A rather large brownie bolted through the door, holding a mug about the size of one of the gnomes. He placed it in the creek until it filled with the brown liquid. He offered it to George who blew a flame over it to apply more heat. and took a quick swig. He regurgitated it up immediately. “God, that tastes like shit!” George roared, “what did you do to make this? Dip two dirty socks in hot water?” He angrily threw the mug on a pile of metallic junk, that clanged and clung as it fell to the ground. “Never mind, where is our daily tribute?”

Ich nervously pointed to a pile of six rusty car mufflers. “What?” the dragon bellowed, “this is getting worse and worse! The counsel is losing patience.  You know better than anyone, Ich, that we demand the finest metal in the world! And we need twenty pounds a day per our agreement.”
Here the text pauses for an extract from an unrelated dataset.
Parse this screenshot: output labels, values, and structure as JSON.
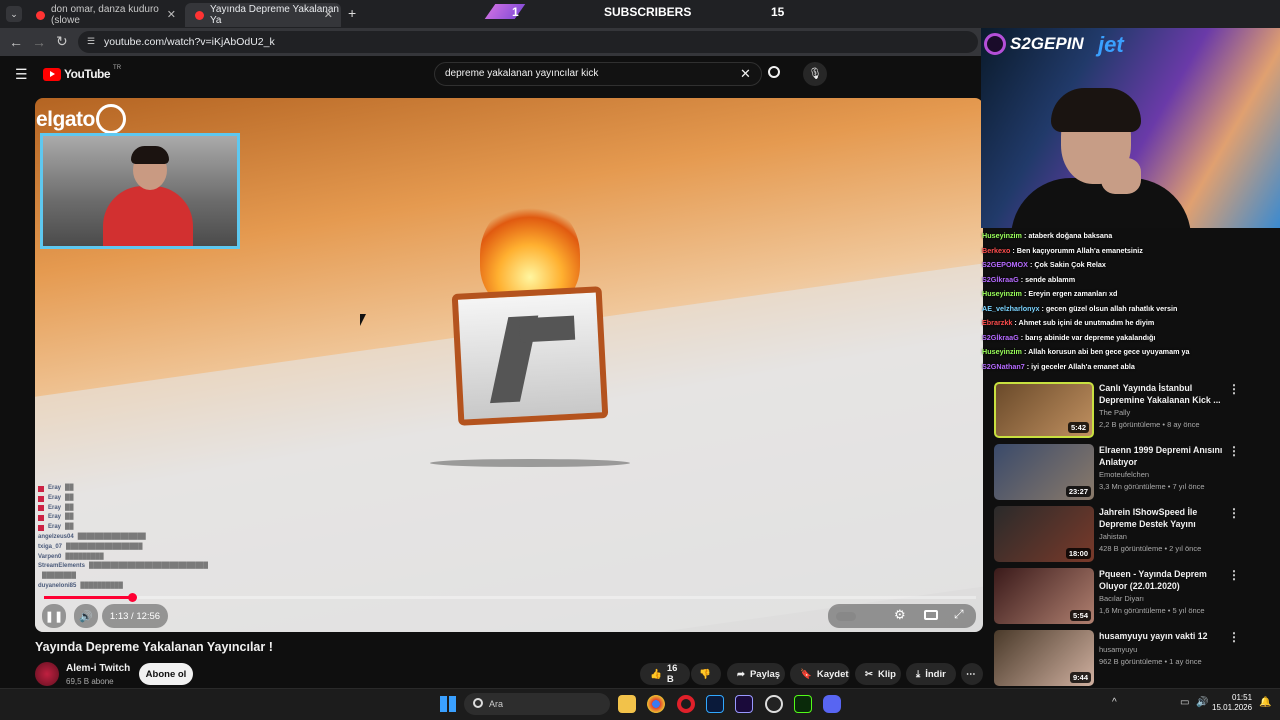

George belonged to a counsel of six dragons, who long discovered the ability to turn basic metal into gold.  They seized any opportunity to expand their growing hoard, stored deep in the mountains beneath their chambers. After the last great war that devastated the kingdom, the villagers happily provided the dragons with fresh metal each day for protection. Ich, owner of the junkyard, had the responsibility of procuring the daily tribute for the dragons. The kingdom lived in subsequent peace for centuries.
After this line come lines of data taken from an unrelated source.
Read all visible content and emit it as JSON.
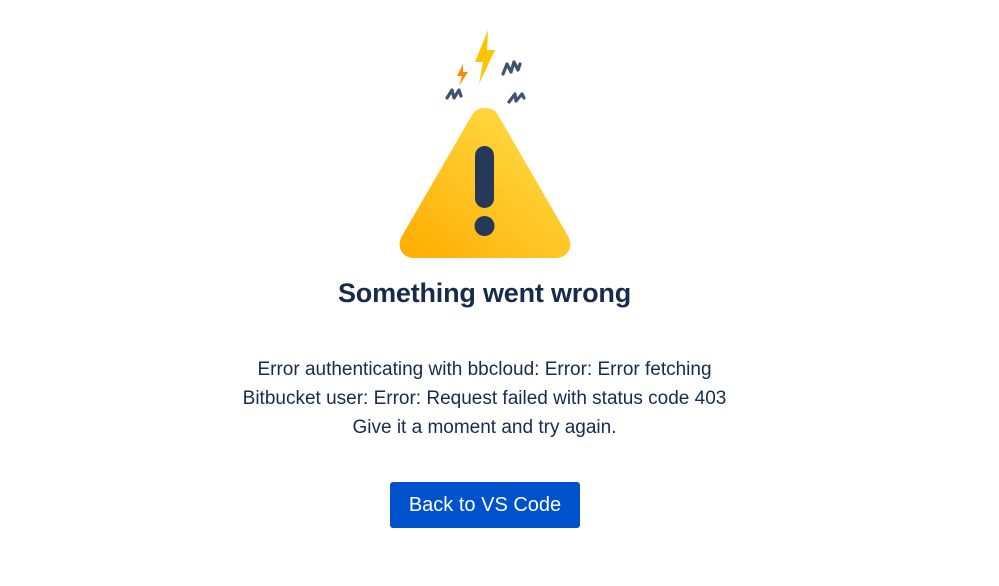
{
  "error": {
    "title": "Something went wrong",
    "message_lines": [
      "Error authenticating with bbcloud: Error: Error fetching",
      "Bitbucket user: Error: Request failed with status code 403",
      "Give it a moment and try again."
    ]
  },
  "actions": {
    "back_label": "Back to VS Code"
  },
  "illustration": {
    "icon": "warning-triangle-icon",
    "colors": {
      "triangle_light": "#ffd740",
      "triangle_dark": "#ffab00",
      "exclamation": "#253858",
      "bolt": "#ffc400",
      "squiggle": "#42526e",
      "button": "#0052cc"
    }
  }
}
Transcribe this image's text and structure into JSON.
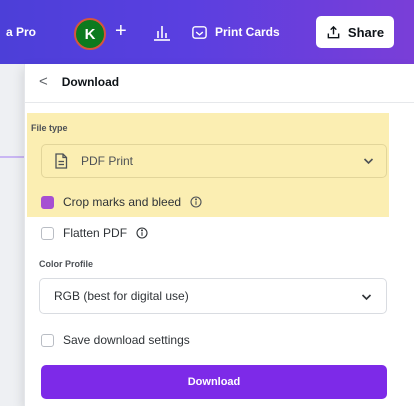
{
  "topbar": {
    "pro_label": "a Pro",
    "avatar_letter": "K",
    "add_symbol": "+",
    "print_cards_label": "Print Cards",
    "share_label": "Share"
  },
  "panel": {
    "back_symbol": "<",
    "title": "Download",
    "file_type_label": "File type",
    "file_type_value": "PDF Print",
    "crop_marks_label": "Crop marks and bleed",
    "crop_marks_checked": true,
    "flatten_label": "Flatten PDF",
    "flatten_checked": false,
    "color_profile_label": "Color Profile",
    "color_profile_value": "RGB (best for digital use)",
    "save_settings_label": "Save download settings",
    "save_settings_checked": false,
    "download_button_label": "Download"
  },
  "colors": {
    "topbar_start": "#4c3fd8",
    "topbar_end": "#7a3ed8",
    "highlight": "#fbeeb2",
    "accent_purple": "#7d2ae8",
    "checkbox_on": "#a64fd2",
    "avatar_bg": "#0c7a1e"
  },
  "icons": {
    "insights": "bar-chart-icon",
    "print": "printer-icon",
    "share": "share-upload-icon",
    "file": "document-icon",
    "info": "info-circle-icon",
    "dropdown": "chevron-down-icon"
  }
}
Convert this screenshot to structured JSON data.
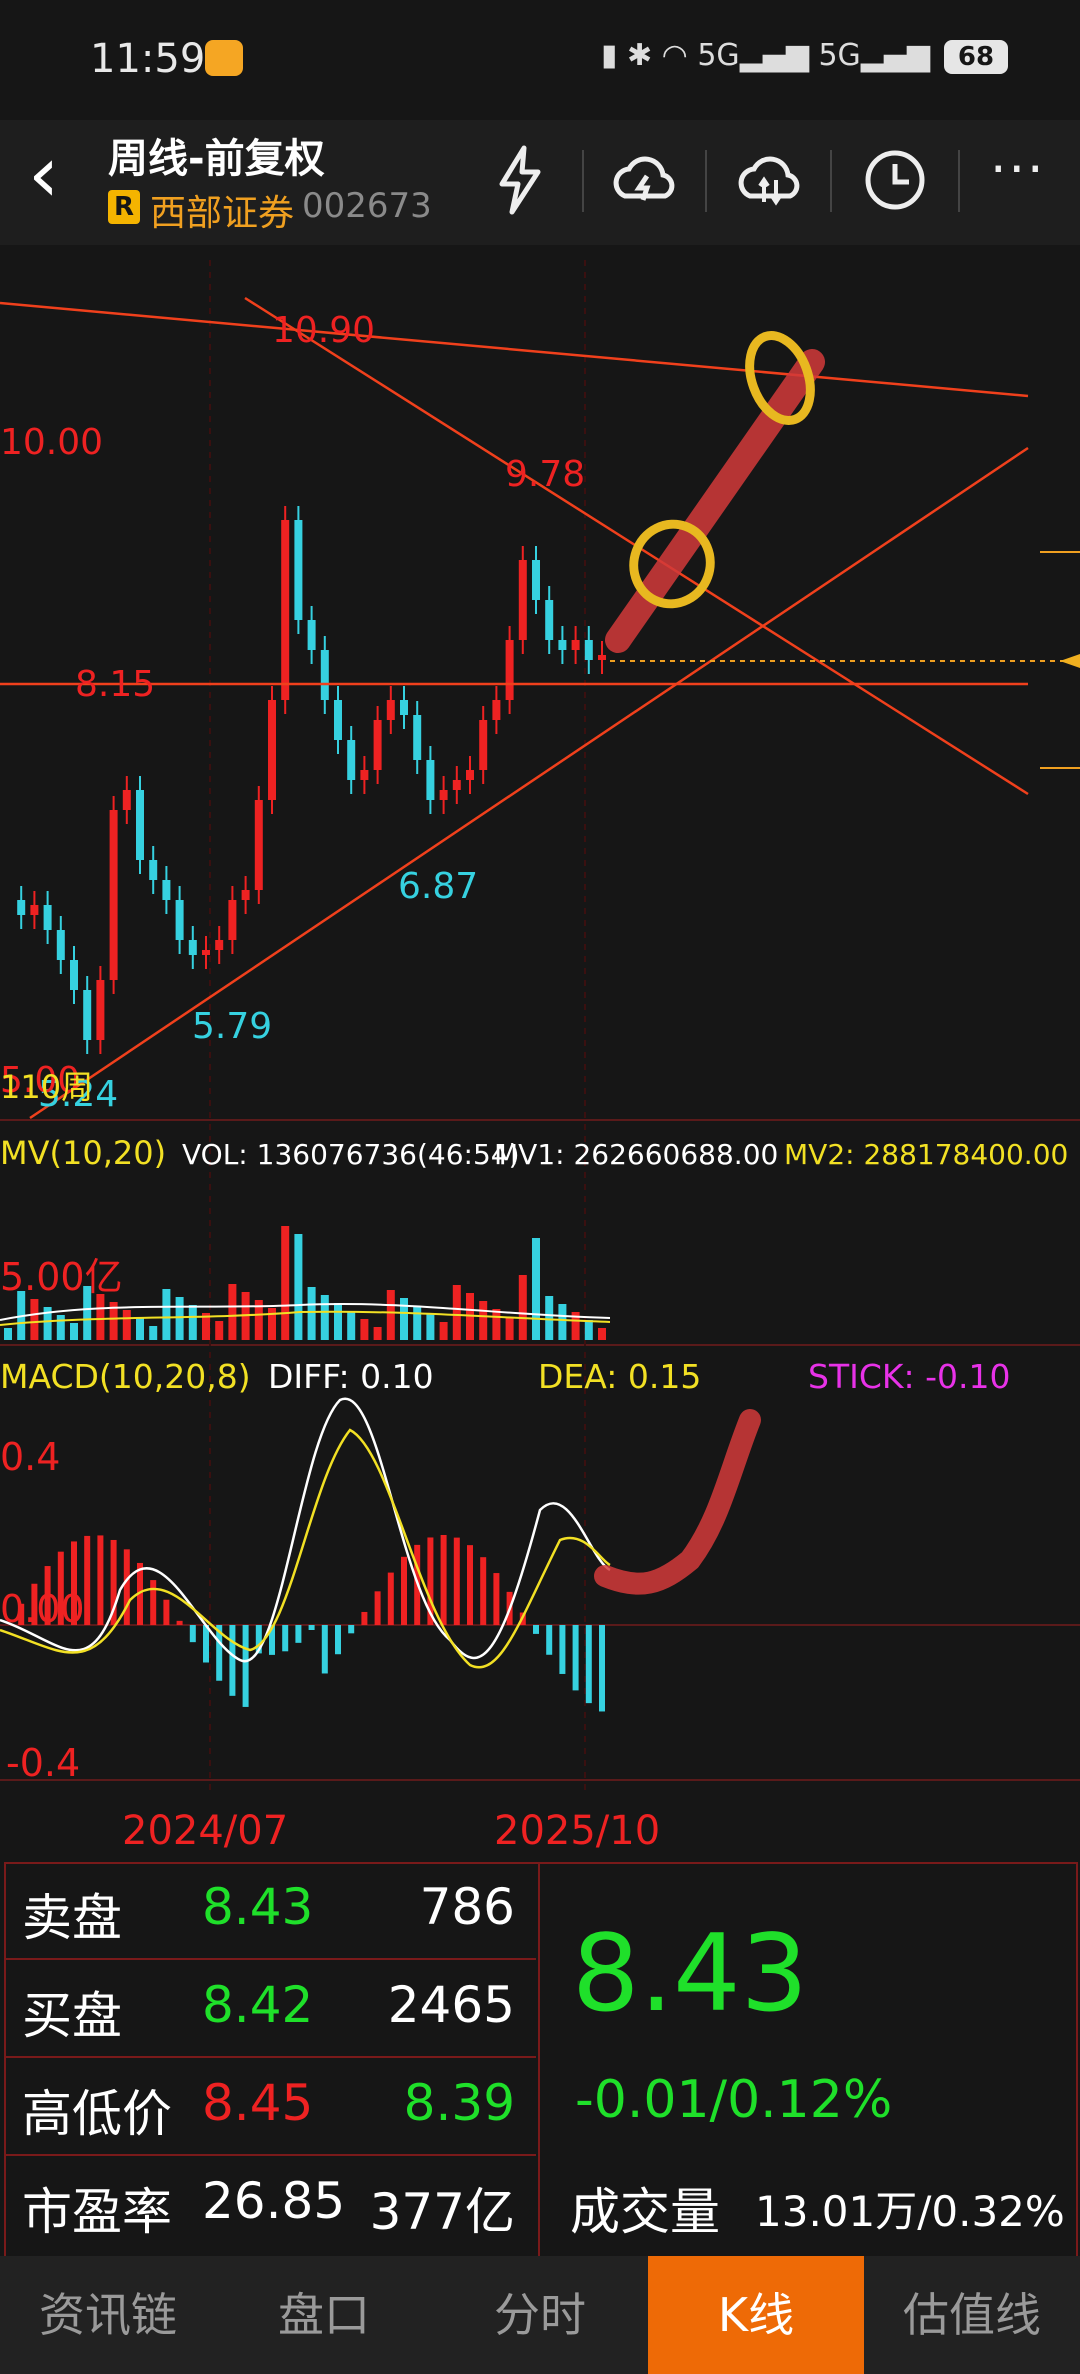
{
  "status_bar": {
    "time": "11:59",
    "battery": "68",
    "net1": "5G",
    "net2": "5G"
  },
  "header": {
    "title": "周线-前复权",
    "badge": "R",
    "stock_name": "西部证券",
    "stock_code": "002673"
  },
  "chart_labels": {
    "price_10_90": "10.90",
    "price_10_00": "10.00",
    "price_9_78": "9.78",
    "price_8_15": "8.15",
    "price_6_87": "6.87",
    "price_5_79": "5.79",
    "price_5_24": "5.24",
    "price_5_00": "5.00",
    "period_label": "110周"
  },
  "volume": {
    "title": "MV(10,20)",
    "vol": "VOL: 136076736(46:54)",
    "mv1": "MV1: 262660688.00",
    "mv2": "MV2: 288178400.00",
    "axis": "5.00亿"
  },
  "macd": {
    "title": "MACD(10,20,8)",
    "diff": "DIFF: 0.10",
    "dea": "DEA: 0.15",
    "stick": "STICK: -0.10",
    "axis_top": "0.4",
    "axis_mid": "0.00",
    "axis_bot": "-0.4"
  },
  "dates": {
    "d1": "2024/07",
    "d2": "2025/10"
  },
  "quote": {
    "sell_label": "卖盘",
    "sell_price": "8.43",
    "sell_vol": "786",
    "buy_label": "买盘",
    "buy_price": "8.42",
    "buy_vol": "2465",
    "hl_label": "高低价",
    "high": "8.45",
    "low": "8.39",
    "pe_label": "市盈率",
    "pe": "26.85",
    "mcap": "377亿",
    "last": "8.43",
    "change": "-0.01/0.12%",
    "turnover_label": "成交量",
    "turnover": "13.01万/0.32%"
  },
  "tabs": [
    "资讯链",
    "盘口",
    "分时",
    "K线",
    "估值线"
  ],
  "colors": {
    "up": "#ee2222",
    "down": "#36d1e0",
    "green": "#1fe02a",
    "yellow": "#f2e024",
    "magenta": "#e832e8",
    "accent": "#ee6a06"
  }
}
The brownie, not wanting to upset George further, said nervously, “Have you not heard that King Ronald believes that by putting heavy tariffs on foreign metals, the Kingdom of Poonow would prosper and all his goblins would  gainfully be employed? Those bastards produce nothing! Remember, that great ore we gave you in the past was not native to our territory!”

“This is most disturbing,” said George, “and threatens our ancient agreement. This king must be removed! Where is he now?” He closed his eyes momentarily and opened them.

Ich replied, “In the White,” he paused as five other dragons magically teleported into his scrap yard, “Castle.”

The largest, Elrick, stood a head taller than George, and had beautiful platinum scales. He said, “Is it true, Ich, that Tumpkin’s responsible for our tribute being cheapened?” He paused and saw the creek, “Hey? Is that hot chocolate?” He lowered his head and lapped a sample. Immediately he spat it out, “That’s fucking vile!”

Ich replied, “Our king wants us to produce our own cocoa and has taxed those imports too. These goblins don’t farm either so I use sewage now.”

Enraged, Elrick breathed fire on one of the sleeping goblins, waking the other who immediately bolted for a large pile of radiators to hide. “Counsel, we must leave and destroy the White Castle, and Tumpkin immediately. Ich, you are now be in charge. Undue the tariffs and bring us back the best possible metal. And for Pete’s sake, get us some decent hot chocolate.” The dragons nodded in agreement.

It did not take them long to destroy Tumpkin and his tower. Ich’s scrap yard soon gathered the finest metal bits again that kept the counsel happy, and the world at peace.

The hot chocolate creek soon flowed with the richest tasting cocoa, and the deported gnomes returned to their former work, satisfied to be rewarded with the fine beverage.

All was well in Poonow. King Ich and the dragons prospered.

The Junkyard Brownie © 2018 Bruce Gordon. All rights reserved. No part of this work may be used or reproduced in any manner whatsoever without permission except in the case of brief quotations in critical articles and reviews. For more information, contact Bruce Gordon.

dissbruceBruce Gordon lives in the ‘burbs of Ottawa with his author wifey, three basses (hers, but she lends him one), five guitars (totally his), and one drumkit (hers and hers alone). A musician since his teens, he still plays, but has also ventured down the writing path. His upcoming novel, Dissatisfied Me, A Love Story, is about a 49 year old on the verge of his 50th birthday, who reminisces about his life while sitting alone in his room in his mother’s basement.